In some cases, this need is simply about negotiating space: it requires more attention to drive down a narrow, crowded city street than it does to drive down a wide, empty rural road. One reason construction often costs more in an urban area is because builders have to operate in tight spaces without staging areas to streamline work. Once again, there's less space in cities to buffer human activity.
In other cases, this need has to do with the fact that each decision impacts lots of other people. When everything from issuing a single building permit to moving a bus stop affects a large population, it's going to be far more difficult to reach a decision on anything.
And these two issues compound each other: proximity raises the stakes of negotiations, and scale makes negotiation that much harder. Considered that way, it's a wonder anyone gets anything done in cities at all!
The implications of urbanism’s first principles
Taken together, I think of these as the first principles of density, and I find them to be a helpful way to think about what makes cities attractive or unattractive.
For example, the argument that cities are more sustainable, first elaborated by David Owen and espoused by city leaders around the world, stems from the resource efficiencies of density. Asset utilization explains why so many new technologies—from cable TV to Uber —have arrived in cities first, and only later spread out into suburbs and rural areas. And Richard Florida's idea of the creative class involves workers for whom personal interactions, especially unintended ones, yield outsized benefits.

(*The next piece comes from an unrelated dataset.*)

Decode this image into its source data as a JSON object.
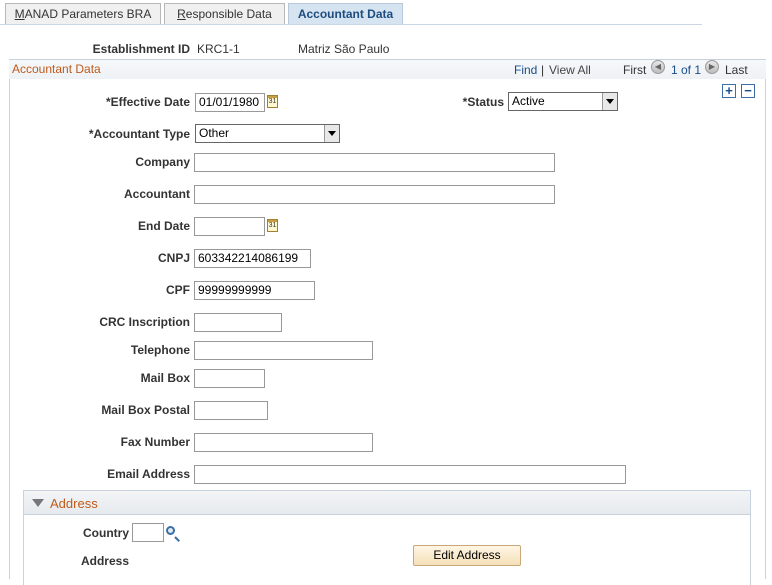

Similarly, coordination costs explain the fundamental challenge of why dense areas are so fraught with politics. Government seems far more present, far more involved in the daily life of a resident in a dense city than in a low-density suburb, and certainly than in a rural area. The simple fact that less coordination is needed helps us understand why it seems so often that less-dense areas have less government: they don't need it to help negotiate tight spaces.
Taken together, these factors help explain the Jekyll-and-Hyde nature of cities. Yes, cities make things efficient, but they're also home to terrible traffic congestion. Yes, cities have great levels of diversity and neighborhood cohesion, but they're also where we see bitter community divisions and angry tribal politics. Yes, cities are remarkably productive, but they're also expensive to build and maintain.
As an urbanist, I hadn't really thought this is where I would end up; it seems fairly basic, somewhat soulless, and highly theoretical. It also isn't, at first glance, very insightful: of course density is both efficient and causes friction. We've known that forever.
What's significant about these factors, though, is that they can form a framework to help us evaluate how changes in technology might affect cities in a thoughtful and systematic way. In Part II of this post, I'll use this framework to explore how past technologies have influenced American urban history, then to develop some thoughts on what new technologies will really do for — and to— our cities in the future.
A version of this post was delivered at the American Planning Association's 2016 Policy and Advocacy Conference in Washington, D.C.